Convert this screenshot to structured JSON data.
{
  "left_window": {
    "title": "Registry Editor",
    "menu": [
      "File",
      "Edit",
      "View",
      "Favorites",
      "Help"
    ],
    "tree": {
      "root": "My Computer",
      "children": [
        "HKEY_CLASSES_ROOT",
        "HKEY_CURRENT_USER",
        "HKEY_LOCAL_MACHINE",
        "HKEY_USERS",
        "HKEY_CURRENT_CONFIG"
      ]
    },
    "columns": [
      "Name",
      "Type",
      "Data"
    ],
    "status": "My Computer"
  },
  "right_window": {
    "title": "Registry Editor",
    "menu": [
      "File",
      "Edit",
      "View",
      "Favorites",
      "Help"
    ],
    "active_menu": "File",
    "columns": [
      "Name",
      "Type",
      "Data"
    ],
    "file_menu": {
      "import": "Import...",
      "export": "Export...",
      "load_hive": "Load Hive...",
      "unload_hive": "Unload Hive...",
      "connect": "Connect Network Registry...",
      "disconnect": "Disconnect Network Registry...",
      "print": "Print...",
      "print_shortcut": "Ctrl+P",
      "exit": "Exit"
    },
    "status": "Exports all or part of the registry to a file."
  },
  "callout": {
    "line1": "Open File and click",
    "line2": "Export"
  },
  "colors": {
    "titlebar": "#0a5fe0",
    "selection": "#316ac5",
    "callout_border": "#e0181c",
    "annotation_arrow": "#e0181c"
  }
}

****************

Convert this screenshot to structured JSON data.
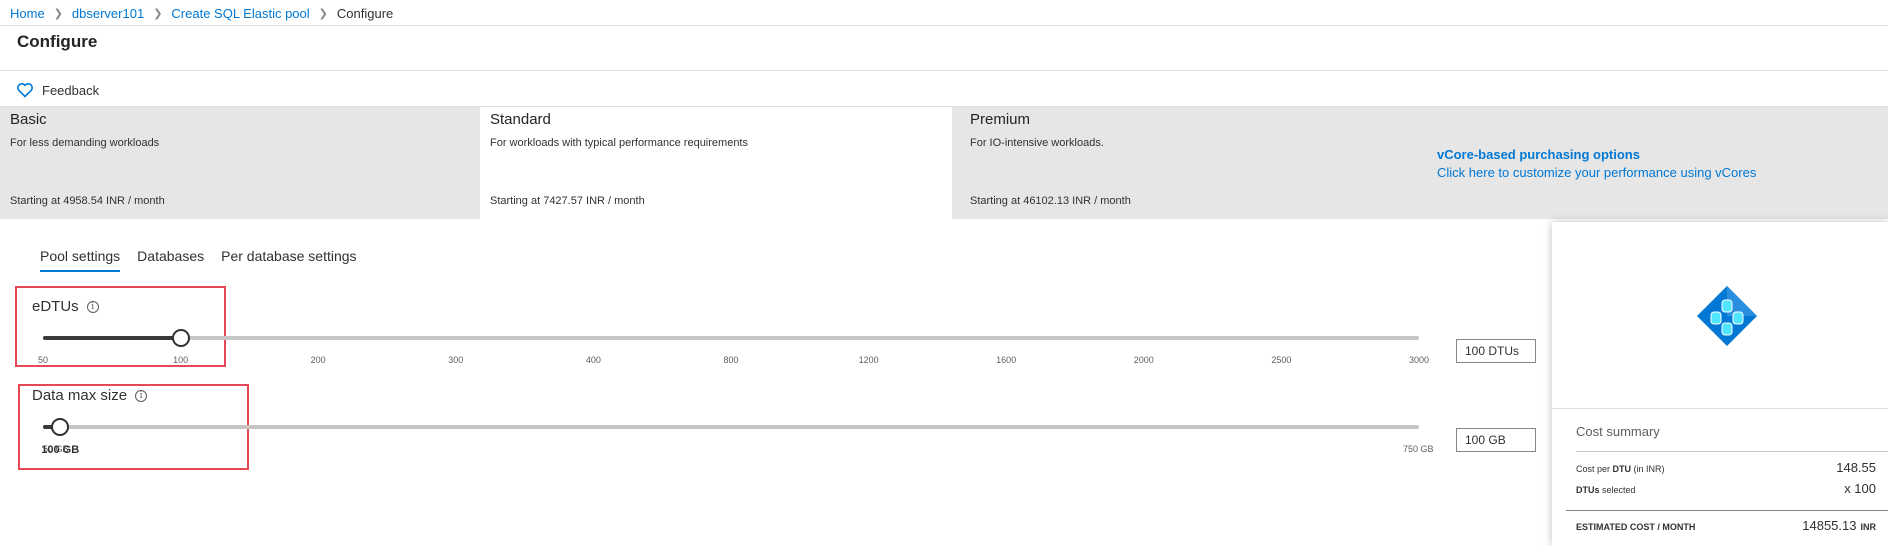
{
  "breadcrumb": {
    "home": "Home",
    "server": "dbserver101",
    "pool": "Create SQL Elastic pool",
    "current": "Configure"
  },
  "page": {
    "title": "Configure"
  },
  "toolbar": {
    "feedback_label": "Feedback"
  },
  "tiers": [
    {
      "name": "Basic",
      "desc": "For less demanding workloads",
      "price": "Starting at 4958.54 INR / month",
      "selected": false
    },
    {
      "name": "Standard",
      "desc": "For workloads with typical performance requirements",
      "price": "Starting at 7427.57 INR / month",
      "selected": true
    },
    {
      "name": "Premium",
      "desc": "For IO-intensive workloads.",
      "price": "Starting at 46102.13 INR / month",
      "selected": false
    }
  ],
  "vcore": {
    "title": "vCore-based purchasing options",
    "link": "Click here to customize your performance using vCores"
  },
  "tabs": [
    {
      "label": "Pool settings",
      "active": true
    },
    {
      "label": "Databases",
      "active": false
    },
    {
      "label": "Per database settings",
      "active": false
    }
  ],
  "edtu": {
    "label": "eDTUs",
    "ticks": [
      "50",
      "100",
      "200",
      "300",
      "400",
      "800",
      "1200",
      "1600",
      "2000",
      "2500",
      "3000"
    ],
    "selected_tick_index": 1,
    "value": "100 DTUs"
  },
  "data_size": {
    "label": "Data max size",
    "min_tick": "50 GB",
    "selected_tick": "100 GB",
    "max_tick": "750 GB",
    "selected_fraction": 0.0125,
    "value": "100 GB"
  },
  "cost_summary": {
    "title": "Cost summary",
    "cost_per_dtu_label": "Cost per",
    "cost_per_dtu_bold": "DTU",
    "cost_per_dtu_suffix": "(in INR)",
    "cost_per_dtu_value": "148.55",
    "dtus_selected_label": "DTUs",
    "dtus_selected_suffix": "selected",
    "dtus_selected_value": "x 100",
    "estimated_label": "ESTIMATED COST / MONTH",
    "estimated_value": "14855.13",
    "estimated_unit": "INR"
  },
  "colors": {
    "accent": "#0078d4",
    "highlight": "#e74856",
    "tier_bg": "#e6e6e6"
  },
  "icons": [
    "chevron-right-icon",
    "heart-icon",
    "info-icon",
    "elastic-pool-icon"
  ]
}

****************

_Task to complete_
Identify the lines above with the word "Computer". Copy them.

_Exercise output_
      "root": "My Computer",
    "status": "My Computer"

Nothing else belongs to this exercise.